To develop South Carolina’s workforce of the future the operative word is “cool,” says state Secretary of Commerce Bobby Hitt.
Children need to understand that “it’s cool to make things,” in the advanced manufacturing plants that rely on high-technology in the state, and at the firms being recruited, Hitt said.
“Kids need to understand that we have cool jobs,” Hitt stressed Thursday to regional business leaders and educators at the Workforce Development Summit held by the Catawba Regional Education Center in Rock Hill.
Getting more people interested in manufacturing jobs is key, Hitt said, and it’s his goal to increase the number of manufacturers from 35 percent in the state to “above 50 percent.”
The employers in the room agreed with Hitt’s assertion that South Carolina doesn’t have to have a workforce on standby. The state has proven it has the capacity to train a workforce as needed, Hitt said. He pointed to the more than 5,000 tire workers that have been trained in the state and more to come with the opening of the Giti Tire plant in Richburg.

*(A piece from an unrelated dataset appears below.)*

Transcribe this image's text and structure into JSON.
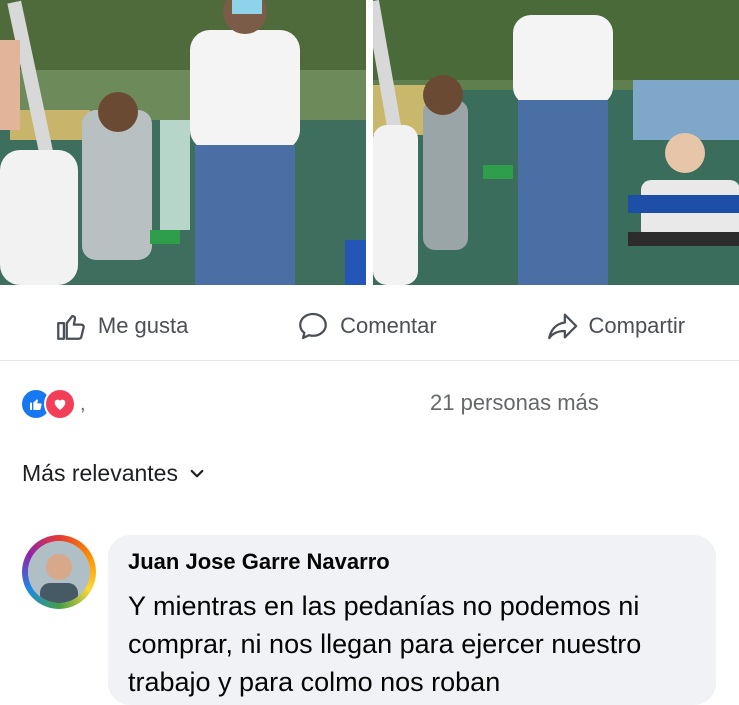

Yet even the Giti representative at the summit agreed with other business leaders that more than technical training is needed.

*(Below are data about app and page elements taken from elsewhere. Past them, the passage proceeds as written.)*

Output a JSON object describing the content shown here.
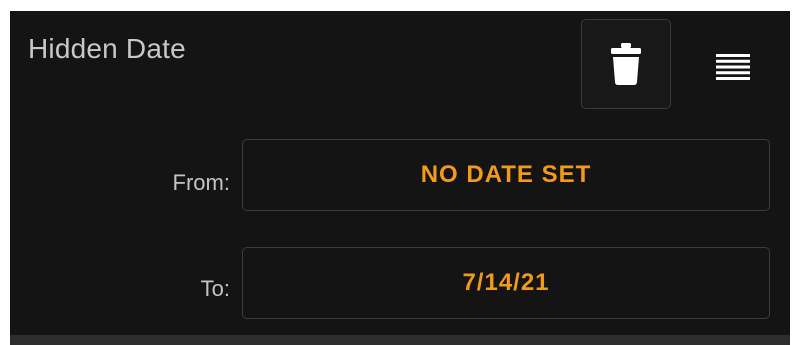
{
  "header": {
    "title": "Hidden Date"
  },
  "actions": {
    "delete_icon": "trash-icon",
    "menu_icon": "menu-lines-icon"
  },
  "range": {
    "from_label": "From:",
    "from_value": "NO DATE SET",
    "to_label": "To:",
    "to_value": "7/14/21"
  },
  "colors": {
    "background": "#141414",
    "accent": "#f29a1a",
    "border": "#3d3d3d",
    "label_text": "#c4c4c4"
  }
}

Potential Giti employees need to have what employers call “soft skills” – a good work ethic, being dependable, coming to work on time, working well independently and with others, and, in general, being professional.
“You can have work skills all day long, but we can’t hire you without the soft skills,” said Kelly Shumaker, a human resources director for Giti Tire.

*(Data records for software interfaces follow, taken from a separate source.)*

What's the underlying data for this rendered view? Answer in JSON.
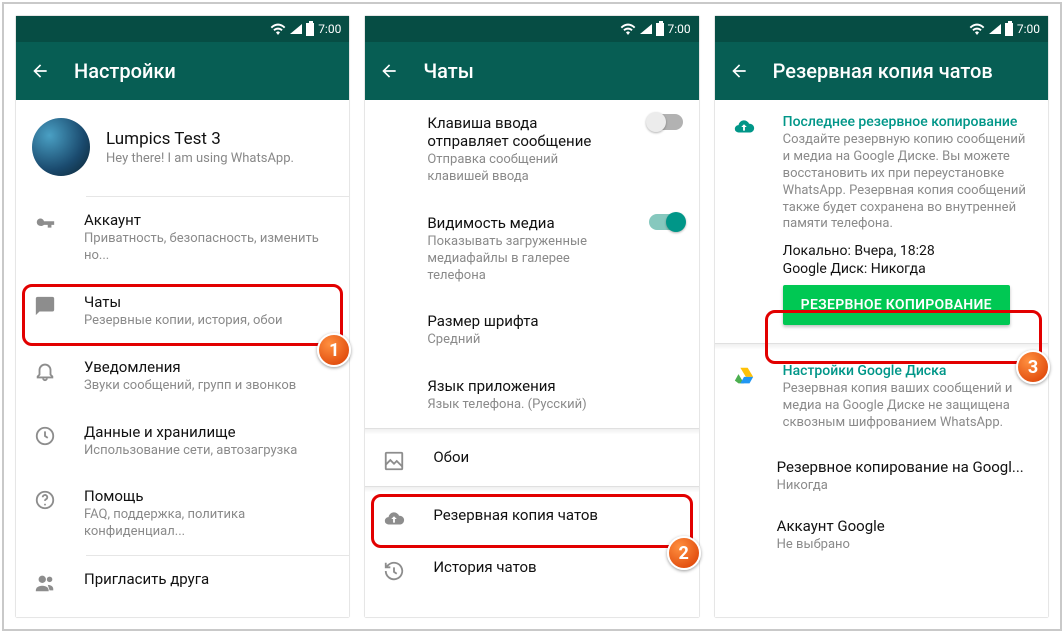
{
  "status": {
    "time": "7:00"
  },
  "screen1": {
    "title": "Настройки",
    "profile": {
      "name": "Lumpics Test 3",
      "status": "Hey there! I am using WhatsApp."
    },
    "items": [
      {
        "title": "Аккаунт",
        "sub": "Приватность, безопасность, изменить но..."
      },
      {
        "title": "Чаты",
        "sub": "Резервные копии, история, обои"
      },
      {
        "title": "Уведомления",
        "sub": "Звуки сообщений, групп и звонков"
      },
      {
        "title": "Данные и хранилище",
        "sub": "Использование сети, автозагрузка"
      },
      {
        "title": "Помощь",
        "sub": "FAQ, поддержка, политика конфиденциал..."
      },
      {
        "title": "Пригласить друга",
        "sub": ""
      }
    ]
  },
  "screen2": {
    "title": "Чаты",
    "items": [
      {
        "title": "Клавиша ввода отправляет сообщение",
        "sub": "Отправка сообщений клавишей ввода"
      },
      {
        "title": "Видимость медиа",
        "sub": "Показывать загруженные медиафайлы в галерее телефона"
      },
      {
        "title": "Размер шрифта",
        "sub": "Средний"
      },
      {
        "title": "Язык приложения",
        "sub": "Язык телефона. (Русский)"
      }
    ],
    "wallpaper": "Обои",
    "backup": "Резервная копия чатов",
    "history": "История чатов"
  },
  "screen3": {
    "title": "Резервная копия чатов",
    "last_backup": {
      "heading": "Последнее резервное копирование",
      "desc": "Создайте резервную копию сообщений и медиа на Google Диске. Вы можете восстановить их при переустановке WhatsApp. Резервная копия сообщений также будет сохранена во внутренней памяти телефона.",
      "local_label": "Локально:",
      "local_value": "Вчера, 18:28",
      "drive_label": "Google Диск:",
      "drive_value": "Никогда"
    },
    "button": "РЕЗЕРВНОЕ КОПИРОВАНИЕ",
    "gdrive": {
      "heading": "Настройки Google Диска",
      "desc": "Резервная копия ваших сообщений и медиа на Google Диске не защищена сквозным шифрованием WhatsApp."
    },
    "rows": [
      {
        "title": "Резервное копирование на Googl...",
        "sub": "Никогда"
      },
      {
        "title": "Аккаунт Google",
        "sub": "Не выбрано"
      }
    ]
  },
  "steps": {
    "s1": "1",
    "s2": "2",
    "s3": "3"
  }
}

It will be 17 months before the first tire is made at Giti’s Richburg plant. Initial hiring at the plant is expected to be about 650 workers. Giti expects to be advertising for some jobs as early as the end of the year, Shumaker said.
Kristen Blanchard, vice president of external corporate affairs at Nutramax in Lancaster, said the company sometimes struggles to find employees with the necessary soft skills.
The company, which makes nutritional supplements for dogs, cats, and horses, employs about 250 people, but is looking to add another 125 over the next five years. The jobs are in a variety of positions, she said.
“Attention to details is important,” Blanchard said because the manufacturing process is automated. Employees also need the soft skills to “come to work on time and to work through conflicts,” she said.
Greg Rutherford, president of York Technical College, and Kelly Pew, superintendent of Rock Hill schools, agreed that part of the soft skills problem is societal.
Rutherford said he tries to speak to every person on campus “that comes within five feet of me.” Many of the students, he said, won’t make eye contact with him, Rutherford said.
York Tech’s solution, Rutherford said, is “we don’t allow students to be passive. We require them to stand and deliver. It makes them uncomfortable.”
York Tech also has changed some of its policies. The class absence policy was changed from 20 percent to 10 percent and the school no longer accepts late registration.
Don Worthington • 803-329-4066